● WHAT TO DO
Look through the records below and collect all lines that hold the string "title".

● RECORDS PROVIDED

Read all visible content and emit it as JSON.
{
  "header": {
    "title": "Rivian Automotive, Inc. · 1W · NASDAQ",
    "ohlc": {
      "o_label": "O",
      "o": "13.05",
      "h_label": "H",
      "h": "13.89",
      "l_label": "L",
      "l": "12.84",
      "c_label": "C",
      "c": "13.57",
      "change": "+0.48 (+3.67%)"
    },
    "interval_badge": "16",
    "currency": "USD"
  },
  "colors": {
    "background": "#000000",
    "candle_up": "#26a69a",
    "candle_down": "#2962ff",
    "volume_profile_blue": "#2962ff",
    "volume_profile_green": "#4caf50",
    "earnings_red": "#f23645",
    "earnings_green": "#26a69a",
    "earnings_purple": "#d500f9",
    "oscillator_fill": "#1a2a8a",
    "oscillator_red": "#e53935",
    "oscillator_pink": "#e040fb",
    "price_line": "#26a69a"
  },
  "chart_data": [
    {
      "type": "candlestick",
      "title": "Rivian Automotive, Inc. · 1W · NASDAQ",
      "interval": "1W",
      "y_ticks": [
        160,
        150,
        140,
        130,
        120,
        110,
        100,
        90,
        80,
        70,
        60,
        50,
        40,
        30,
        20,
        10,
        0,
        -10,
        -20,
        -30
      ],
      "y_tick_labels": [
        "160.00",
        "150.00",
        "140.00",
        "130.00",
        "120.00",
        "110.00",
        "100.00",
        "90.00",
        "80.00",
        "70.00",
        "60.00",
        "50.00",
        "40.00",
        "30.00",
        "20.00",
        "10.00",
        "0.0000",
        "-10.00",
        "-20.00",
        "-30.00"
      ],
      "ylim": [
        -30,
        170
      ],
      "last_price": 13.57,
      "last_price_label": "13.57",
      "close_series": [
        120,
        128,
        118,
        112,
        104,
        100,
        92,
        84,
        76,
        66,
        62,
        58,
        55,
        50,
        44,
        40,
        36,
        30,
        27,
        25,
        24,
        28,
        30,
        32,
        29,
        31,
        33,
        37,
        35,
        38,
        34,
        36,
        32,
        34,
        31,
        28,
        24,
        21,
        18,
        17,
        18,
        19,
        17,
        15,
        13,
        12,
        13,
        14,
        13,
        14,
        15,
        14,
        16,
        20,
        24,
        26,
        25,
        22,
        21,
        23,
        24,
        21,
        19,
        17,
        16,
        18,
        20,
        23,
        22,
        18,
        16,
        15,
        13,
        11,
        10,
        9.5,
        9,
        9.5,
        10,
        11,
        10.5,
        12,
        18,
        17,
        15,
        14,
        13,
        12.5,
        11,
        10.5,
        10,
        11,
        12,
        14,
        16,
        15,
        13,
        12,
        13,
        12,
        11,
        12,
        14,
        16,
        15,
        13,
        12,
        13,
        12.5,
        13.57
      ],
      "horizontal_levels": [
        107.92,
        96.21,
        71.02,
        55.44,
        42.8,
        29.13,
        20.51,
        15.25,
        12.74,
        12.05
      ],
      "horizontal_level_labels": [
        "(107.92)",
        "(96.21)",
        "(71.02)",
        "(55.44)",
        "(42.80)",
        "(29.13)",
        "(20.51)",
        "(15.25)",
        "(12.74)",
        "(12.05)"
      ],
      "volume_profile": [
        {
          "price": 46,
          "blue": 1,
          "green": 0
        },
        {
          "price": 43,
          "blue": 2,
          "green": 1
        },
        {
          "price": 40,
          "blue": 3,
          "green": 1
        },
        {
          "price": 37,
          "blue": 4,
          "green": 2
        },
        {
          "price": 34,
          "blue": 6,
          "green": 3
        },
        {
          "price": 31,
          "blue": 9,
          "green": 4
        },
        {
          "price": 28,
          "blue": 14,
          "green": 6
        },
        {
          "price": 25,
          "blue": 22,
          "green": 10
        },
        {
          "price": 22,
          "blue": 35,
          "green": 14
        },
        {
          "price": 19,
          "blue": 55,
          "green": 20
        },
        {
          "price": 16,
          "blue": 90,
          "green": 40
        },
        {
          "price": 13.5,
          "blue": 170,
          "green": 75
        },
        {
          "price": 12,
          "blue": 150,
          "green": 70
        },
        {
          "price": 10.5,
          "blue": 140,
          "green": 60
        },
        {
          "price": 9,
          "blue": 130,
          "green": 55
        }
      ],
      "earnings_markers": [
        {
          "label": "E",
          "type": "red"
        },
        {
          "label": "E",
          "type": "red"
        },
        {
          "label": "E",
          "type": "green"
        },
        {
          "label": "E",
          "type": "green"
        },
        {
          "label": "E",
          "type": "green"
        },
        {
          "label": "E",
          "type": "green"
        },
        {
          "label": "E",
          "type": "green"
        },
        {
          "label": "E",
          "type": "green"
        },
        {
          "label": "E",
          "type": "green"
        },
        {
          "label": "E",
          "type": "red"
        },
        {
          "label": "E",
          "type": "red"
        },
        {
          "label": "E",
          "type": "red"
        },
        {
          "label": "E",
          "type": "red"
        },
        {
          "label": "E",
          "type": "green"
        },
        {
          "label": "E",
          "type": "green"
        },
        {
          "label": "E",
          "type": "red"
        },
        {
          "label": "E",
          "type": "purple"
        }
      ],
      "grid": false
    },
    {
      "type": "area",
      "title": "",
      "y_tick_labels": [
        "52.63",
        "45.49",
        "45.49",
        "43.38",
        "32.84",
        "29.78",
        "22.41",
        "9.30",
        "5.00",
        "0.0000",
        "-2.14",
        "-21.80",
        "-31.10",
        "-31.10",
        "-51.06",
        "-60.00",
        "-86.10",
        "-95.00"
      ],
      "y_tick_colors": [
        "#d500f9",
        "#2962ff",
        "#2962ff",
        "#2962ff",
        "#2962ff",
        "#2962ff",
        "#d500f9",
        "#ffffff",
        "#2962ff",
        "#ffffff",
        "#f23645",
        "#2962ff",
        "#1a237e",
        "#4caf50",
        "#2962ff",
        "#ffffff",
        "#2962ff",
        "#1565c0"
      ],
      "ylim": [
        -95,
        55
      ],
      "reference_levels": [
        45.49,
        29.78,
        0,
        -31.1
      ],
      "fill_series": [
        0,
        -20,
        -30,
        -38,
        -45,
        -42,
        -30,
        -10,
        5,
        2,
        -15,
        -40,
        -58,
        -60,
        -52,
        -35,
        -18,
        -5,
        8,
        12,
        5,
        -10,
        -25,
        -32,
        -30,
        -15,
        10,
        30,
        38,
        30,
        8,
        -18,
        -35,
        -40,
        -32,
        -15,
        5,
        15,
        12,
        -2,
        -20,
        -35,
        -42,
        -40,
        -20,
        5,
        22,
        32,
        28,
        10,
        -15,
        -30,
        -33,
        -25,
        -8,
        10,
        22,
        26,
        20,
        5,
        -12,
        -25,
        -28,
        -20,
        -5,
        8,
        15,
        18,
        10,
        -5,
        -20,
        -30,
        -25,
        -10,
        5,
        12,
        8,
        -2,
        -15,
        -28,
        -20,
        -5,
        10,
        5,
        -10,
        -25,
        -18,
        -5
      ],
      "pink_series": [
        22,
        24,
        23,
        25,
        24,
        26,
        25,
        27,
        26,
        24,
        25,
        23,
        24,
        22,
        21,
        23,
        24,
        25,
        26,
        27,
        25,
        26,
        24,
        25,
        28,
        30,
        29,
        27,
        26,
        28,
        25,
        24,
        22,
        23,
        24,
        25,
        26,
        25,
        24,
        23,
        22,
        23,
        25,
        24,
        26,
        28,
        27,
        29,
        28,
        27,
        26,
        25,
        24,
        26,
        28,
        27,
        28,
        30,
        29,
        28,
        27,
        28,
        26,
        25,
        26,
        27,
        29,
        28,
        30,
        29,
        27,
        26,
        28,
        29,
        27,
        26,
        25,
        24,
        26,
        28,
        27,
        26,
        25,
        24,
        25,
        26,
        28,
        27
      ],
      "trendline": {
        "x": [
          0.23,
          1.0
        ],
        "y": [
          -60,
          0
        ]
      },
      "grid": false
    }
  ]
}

● EXPECTED ANSWER
    "title": "Rivian Automotive, Inc. · 1W · NASDAQ",
      "title": "Rivian Automotive, Inc. · 1W · NASDAQ",
      "title": "",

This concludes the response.